The 3PL also uses technology to give chemical manufacturers access to key data about the products they have stored in Weber’s facilities. Customers can go online to view status information on inbound and outbound orders, inventory levels, and, soon, even get product temperature readings from Weber’s temperature-controlled storage rooms.
“Access to this type of real-time data is a real benefit for chemical firms,” Emmerling says.
You’re the ONE
For its chemical warehouse customers, third-party logistics provider WSI runs the Enterprise ONE solution from JD Edwards/Oracle. The solution gives WSI the ability to track lots and product history for its chemical producers.
Combining the solution with the RF technology WSI uses to scan products as they move throughout its facilities allows the 3PL to “know exactly where product is from the moment it hits our dock,” says Rob Kriewaldt, director of marketing for WSI. “And we can ensure it gets to the right customer every time.
“In addition, many of our customers require specialized packing lists or bills of lading,” he notes. “Our WMS allows us to customize those by customer and product type to ensure we meet all the regulations.”
Business intelligence tools are another important part of today’s technologically driven chemical supply chain.
“Business intelligence is a key component of removing waste from the supply chain,” says Mike Forbes, vice president of logistics solutions and engineering, KAG Logistics. “It’s also crucial for driving superior levels of efficiency and continuous improvement.”
KAG Logistics is a division of the Kenan Advantage Group, North America’s largest bulk transporter and logistics provider for the petroleum, chemical, food, and merchant gas industries. The Canton, Ohio-based company offers a variety of asset-based trucking services, rail transloading, and value-added logistics capabilities such as transportation management, carrier management, inventory management and forecasting, and special projects logistics.
KAG offers a suite of technology tools and business processes that help drive that business intelligence component for its chemical customers, which include companies in the silicons, resins, construction adhesives, energy, and fuels additives markets.

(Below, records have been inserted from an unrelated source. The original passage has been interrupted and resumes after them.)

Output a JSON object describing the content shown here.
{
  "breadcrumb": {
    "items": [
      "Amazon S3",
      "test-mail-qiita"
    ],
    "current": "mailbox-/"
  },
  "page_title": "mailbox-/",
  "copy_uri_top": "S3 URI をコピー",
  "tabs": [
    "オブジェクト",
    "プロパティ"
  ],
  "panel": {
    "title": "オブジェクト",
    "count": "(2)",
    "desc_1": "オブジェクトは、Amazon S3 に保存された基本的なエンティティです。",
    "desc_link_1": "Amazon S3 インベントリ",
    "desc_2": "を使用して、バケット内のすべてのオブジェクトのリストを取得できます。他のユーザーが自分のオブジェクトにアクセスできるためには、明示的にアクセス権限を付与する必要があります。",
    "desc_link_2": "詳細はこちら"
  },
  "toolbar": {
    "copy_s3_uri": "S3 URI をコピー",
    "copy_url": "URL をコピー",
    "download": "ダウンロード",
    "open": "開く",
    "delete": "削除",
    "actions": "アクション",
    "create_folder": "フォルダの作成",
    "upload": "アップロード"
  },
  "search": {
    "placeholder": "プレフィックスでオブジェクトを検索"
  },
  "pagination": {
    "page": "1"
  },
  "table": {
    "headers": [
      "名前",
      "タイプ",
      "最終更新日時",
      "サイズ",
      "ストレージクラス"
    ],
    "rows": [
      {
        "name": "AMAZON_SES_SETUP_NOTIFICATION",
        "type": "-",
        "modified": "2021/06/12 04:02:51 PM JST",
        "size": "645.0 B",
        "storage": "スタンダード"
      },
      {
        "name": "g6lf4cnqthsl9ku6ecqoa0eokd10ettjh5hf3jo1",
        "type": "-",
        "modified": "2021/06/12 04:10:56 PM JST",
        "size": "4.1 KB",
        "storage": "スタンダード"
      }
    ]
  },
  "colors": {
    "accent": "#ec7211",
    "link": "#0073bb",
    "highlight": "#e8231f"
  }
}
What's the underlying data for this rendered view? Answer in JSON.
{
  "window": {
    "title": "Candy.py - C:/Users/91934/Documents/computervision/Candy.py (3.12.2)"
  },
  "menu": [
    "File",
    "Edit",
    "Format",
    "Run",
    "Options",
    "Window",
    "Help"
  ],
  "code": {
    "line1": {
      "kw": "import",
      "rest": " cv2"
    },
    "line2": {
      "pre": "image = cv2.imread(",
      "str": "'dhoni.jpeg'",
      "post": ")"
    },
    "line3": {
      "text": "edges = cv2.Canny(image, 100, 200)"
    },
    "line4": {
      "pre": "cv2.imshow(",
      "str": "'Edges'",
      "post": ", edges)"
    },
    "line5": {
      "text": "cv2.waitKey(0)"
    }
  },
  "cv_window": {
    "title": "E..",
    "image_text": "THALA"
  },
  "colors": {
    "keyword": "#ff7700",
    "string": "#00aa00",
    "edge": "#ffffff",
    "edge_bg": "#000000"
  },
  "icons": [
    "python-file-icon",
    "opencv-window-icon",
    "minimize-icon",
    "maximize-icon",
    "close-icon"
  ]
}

“We use a combination of solutions related to specific business processes, including inventory management and scheduling tools, dispatch, real-time information transfer, on-board computers in our trucks, and a 24/7 logistics control center,” Forbes notes.
Technology that Delivers
KAG’s customers also benefit from the way the company applies its technology from a safety and regulations perspective. Monitoring driver behavior and the way drivers handle equipment ensures that customers’ loads are delivered safely, securely, and efficiently.
Its technology offering also contributes to transportation efficiency by ensuring trucks follow optimal routes throughout their entire trip—even down to where drivers should refuel and which wash bays they should visit.
“This helps eliminate the delays and demurrage that can occur in the chemical supply chain,” says Forbes.
But technology alone cannot optimize the chemical supply chain. Logistics providers must be able to offer top-notch talent, resources, and assets. KAG Logistics’ approach gives customers an execution advantage.
“By combining our asset and non-asset capabilities under one roof, we offer a diversified range of transportation and logistics services that result in a more reliable, secure, and efficient solution that is aligned with each customer’s business objectives,” Forbes explains.